··· RECORDS TO USE ···

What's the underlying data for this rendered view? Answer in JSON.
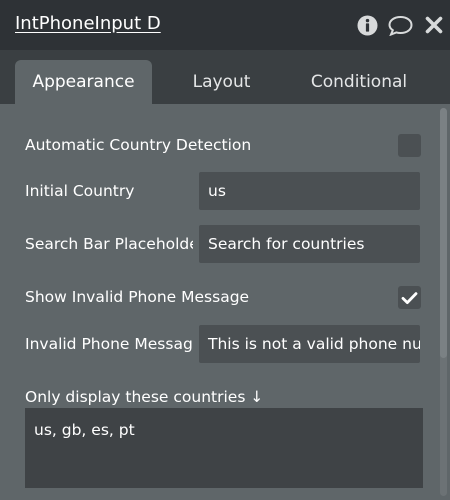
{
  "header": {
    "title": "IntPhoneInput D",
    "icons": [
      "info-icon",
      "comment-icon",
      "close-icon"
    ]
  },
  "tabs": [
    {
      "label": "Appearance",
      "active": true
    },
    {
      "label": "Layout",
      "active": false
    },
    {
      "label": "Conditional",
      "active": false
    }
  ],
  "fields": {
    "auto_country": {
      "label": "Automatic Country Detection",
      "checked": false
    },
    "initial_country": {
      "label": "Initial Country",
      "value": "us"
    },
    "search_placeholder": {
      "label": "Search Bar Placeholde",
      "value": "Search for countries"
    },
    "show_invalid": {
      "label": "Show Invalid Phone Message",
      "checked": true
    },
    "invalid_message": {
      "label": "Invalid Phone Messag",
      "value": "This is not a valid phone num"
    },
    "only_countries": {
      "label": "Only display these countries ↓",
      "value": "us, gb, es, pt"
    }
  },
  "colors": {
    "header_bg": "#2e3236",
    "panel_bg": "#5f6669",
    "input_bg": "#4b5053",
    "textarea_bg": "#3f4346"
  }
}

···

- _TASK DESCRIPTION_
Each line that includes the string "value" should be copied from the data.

- _SOLUTION FOR THIS PROBLEM_
      "value": "us"
      "value": "Search for countries"
      "value": "This is not a valid phone num"
      "value": "us, gb, es, pt"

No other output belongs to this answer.